While for many, the most well-known song by Los Piratas is “Años 80,” from the album Ultrasónica (2001), the truth is that their discography dates back to 1993, with titles like “Quiero Hacerte Gritar.” In that 8-year interval, the band led by Spanish singer-songwriter Iván Ferreiro gifted us with sounds different from what we were accustomed to in Spanish music, as we can see in “Promesas Que No Valen Nada,” “El Mundo De Wayne,” “Mi Coco,” “M,” “Mi Matadero Clandestino,” “Te Echaré De Menos” (alongside Sole Giménez of Presuntos Implicados), or their version of “My Way,” the 1969 classic.
We start with Celtas Cortos, whose main hits included “La Senda Del Tiempo,” “Tranquilo Majete,” “El Emigrante,” “Cuéntame Un Cuento,” and “20 De Abril.” This last one was virtually elevated to an anthem from the moment it was released in 1991 and, even today, becomes a trending topic on Twitter every April 20th.
Although they would continue working and releasing new albums in the 2000s, their greatest impact occurred in the 90s with songs that have remained in the memory of all music lovers, becoming references in the realm of festival music and the closing songs of clubs.
Héroes del Silencio
The Aragonese band Héroes del Silencio, led by Enrique Bunbury, was undoubtedly one of the most representative of the 90s in Spain, with great albums full of potential hits right from their composition. This is evident by just mentioning a few tracks: “Maldito Duende,” “Entre Dos Tierras,” “Hechizo,” “La Herida,” “La Chispa Adecuada,” “Iberia Sumergida,” or “Avalancha.”
The case of Seguridad Social is particularly striking. Undoubtedly, they are one of the Spanish bands from the 90s with the greatest ability to blend genres and move from one to another without losing their personality or intensity. From the ska of “Comerranas” to the classic touches of “Mi Rumba Tarumba,” and even the closing bars.
We’ve already said almost everything about Extremoduro. From being one of famous spanish groups in history to the fact that Robe’s solo career seems logical and fitting. However, this natural progression doesn’t take away the fact that we miss lyrics and compositions like those found in “Quemando Tus Recuerdos,” “So Payaso,” “Ama, Ama Y Ensancha El Alma,” “Bribribliblibli (En El Más Sucio Rincón De Mi Negro Corazón),” “Pepe Botika,” “Salir,” or “Golfa.”

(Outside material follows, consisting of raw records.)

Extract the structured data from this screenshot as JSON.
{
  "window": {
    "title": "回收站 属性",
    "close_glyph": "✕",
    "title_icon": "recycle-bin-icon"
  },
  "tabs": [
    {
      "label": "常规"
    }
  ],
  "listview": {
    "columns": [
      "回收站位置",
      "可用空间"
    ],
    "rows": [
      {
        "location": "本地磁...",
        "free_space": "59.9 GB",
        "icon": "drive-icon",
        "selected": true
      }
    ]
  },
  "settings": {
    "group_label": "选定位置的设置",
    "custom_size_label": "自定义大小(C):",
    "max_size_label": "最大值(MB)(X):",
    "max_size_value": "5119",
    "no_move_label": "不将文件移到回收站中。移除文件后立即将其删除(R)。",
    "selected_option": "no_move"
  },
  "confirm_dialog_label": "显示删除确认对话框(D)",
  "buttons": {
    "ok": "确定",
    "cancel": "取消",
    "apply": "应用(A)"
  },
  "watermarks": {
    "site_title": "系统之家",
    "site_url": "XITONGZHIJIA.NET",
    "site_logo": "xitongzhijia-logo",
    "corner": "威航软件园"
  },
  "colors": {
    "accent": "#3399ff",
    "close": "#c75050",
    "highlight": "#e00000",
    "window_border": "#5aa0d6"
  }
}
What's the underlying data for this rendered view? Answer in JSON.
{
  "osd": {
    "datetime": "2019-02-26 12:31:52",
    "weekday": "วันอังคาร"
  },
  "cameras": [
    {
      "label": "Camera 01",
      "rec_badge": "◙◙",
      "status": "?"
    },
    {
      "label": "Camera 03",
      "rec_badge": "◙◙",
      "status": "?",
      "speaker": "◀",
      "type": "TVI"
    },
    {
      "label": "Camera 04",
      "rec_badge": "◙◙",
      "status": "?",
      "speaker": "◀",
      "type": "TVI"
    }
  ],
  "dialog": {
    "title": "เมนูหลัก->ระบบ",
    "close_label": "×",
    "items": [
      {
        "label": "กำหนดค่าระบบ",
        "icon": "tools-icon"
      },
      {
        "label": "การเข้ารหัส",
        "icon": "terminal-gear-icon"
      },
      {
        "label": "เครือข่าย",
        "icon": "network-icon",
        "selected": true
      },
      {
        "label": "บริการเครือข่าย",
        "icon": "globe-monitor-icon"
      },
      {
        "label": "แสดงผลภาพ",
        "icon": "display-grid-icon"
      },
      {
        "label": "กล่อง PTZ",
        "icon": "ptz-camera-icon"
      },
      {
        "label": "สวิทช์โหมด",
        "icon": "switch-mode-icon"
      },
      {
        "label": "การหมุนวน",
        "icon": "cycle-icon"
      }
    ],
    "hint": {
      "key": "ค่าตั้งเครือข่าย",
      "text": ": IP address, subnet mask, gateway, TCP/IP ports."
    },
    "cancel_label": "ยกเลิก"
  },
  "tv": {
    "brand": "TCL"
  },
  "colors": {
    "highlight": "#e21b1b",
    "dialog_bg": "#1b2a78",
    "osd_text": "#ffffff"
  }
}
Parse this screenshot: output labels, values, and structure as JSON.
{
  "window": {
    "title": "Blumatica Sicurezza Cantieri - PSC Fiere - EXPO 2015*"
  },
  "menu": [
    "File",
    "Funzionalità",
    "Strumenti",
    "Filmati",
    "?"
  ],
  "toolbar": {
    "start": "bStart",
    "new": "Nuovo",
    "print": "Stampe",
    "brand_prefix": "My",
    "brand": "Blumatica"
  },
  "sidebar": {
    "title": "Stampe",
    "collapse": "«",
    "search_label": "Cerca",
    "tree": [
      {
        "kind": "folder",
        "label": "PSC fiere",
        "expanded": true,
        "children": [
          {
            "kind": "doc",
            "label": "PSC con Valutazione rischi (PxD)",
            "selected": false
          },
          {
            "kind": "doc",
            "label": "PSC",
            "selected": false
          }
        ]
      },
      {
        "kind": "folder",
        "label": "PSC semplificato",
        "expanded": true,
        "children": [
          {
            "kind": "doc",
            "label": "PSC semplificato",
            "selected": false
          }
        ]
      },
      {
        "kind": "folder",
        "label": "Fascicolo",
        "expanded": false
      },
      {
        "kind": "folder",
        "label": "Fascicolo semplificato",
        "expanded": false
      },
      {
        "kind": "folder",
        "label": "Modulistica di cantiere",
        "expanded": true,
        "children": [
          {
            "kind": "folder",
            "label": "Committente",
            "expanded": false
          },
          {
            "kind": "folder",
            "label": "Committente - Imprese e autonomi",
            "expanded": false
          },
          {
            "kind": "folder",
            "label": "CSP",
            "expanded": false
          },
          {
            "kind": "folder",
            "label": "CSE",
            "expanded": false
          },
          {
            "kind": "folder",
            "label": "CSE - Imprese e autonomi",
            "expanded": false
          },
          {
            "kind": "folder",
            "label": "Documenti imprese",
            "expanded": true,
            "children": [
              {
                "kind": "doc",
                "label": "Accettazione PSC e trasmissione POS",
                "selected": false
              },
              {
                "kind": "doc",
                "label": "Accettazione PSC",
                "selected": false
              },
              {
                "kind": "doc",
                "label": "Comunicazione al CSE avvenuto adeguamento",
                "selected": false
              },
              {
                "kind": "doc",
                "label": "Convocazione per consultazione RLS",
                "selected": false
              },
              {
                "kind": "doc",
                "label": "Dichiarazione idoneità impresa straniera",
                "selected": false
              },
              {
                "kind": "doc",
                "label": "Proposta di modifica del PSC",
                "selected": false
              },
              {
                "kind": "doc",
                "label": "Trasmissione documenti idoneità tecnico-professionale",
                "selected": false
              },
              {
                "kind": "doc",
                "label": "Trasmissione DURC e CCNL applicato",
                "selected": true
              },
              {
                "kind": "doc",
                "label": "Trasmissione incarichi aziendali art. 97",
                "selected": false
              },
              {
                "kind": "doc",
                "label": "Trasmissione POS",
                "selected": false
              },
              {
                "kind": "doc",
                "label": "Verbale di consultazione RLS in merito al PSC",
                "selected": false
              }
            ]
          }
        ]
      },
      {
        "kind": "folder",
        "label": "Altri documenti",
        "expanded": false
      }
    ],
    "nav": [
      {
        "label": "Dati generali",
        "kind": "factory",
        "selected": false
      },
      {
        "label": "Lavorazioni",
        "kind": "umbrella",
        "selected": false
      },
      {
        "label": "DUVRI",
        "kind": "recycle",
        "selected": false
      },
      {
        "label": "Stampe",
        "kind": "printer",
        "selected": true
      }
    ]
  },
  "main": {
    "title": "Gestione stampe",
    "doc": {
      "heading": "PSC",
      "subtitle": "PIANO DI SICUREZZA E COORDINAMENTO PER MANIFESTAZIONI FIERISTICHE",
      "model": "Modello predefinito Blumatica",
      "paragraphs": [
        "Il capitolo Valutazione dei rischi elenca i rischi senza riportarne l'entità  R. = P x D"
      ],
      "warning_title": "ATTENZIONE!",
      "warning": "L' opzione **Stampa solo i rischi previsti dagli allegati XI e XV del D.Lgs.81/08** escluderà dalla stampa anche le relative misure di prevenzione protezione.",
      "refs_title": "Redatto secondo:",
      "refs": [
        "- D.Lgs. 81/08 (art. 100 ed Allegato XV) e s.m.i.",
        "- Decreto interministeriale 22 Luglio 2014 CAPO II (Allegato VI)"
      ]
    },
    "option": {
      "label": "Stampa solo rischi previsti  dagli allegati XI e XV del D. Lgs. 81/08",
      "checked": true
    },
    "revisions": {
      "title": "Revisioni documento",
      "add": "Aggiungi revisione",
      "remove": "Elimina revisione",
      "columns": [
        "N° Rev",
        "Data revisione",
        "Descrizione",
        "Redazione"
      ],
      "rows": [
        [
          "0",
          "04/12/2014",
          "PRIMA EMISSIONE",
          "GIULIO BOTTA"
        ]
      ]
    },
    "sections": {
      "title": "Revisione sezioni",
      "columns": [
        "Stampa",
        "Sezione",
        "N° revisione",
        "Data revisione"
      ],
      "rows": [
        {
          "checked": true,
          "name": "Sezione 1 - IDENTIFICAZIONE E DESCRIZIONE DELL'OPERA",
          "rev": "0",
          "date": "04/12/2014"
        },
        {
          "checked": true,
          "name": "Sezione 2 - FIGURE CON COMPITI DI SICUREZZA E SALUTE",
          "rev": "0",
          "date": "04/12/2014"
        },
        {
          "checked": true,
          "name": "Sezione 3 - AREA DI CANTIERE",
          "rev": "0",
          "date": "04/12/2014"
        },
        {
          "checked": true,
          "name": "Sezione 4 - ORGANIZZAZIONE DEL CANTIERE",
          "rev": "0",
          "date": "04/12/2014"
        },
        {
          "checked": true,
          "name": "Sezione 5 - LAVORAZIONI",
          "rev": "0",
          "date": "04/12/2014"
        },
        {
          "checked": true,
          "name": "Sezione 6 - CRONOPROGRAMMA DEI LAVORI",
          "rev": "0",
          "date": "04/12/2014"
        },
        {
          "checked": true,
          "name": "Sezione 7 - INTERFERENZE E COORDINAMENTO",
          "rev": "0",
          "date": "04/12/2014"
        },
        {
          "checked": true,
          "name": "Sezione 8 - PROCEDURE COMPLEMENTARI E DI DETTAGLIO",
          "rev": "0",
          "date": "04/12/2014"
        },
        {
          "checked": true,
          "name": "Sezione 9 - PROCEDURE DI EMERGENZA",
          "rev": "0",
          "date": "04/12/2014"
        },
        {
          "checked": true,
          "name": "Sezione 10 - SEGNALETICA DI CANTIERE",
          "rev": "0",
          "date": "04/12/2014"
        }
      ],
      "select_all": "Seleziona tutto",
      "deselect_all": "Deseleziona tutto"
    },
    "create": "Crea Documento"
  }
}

La Polla Records
When talking about Spanish bands from the 80s and 90s, La Polla Records led by Evaristo Páramos (who continued rocking with Gatillazo in the 2010s) is one of the first to come to mind. Despite not being the darlings of many due to their punk assertions, we can’t deny their significance in this country’s rock scene and the influence they’ve had on subsequent and contemporary bands. Evidence of this in the 90s, though it might seem more anecdotal, are “Ellos Dicen Mierda,” from 1990, “El Ojo Te Ve,” from 1994, “Carne Para La Picadora,” from 1996, or “Ya No Quiero Ser Yo,” from 1999.
(Madrid, 1987) Novelist by vocation, SEO specialist by profession. Music lover, cinephile and reading lover, but in “amateur” mode.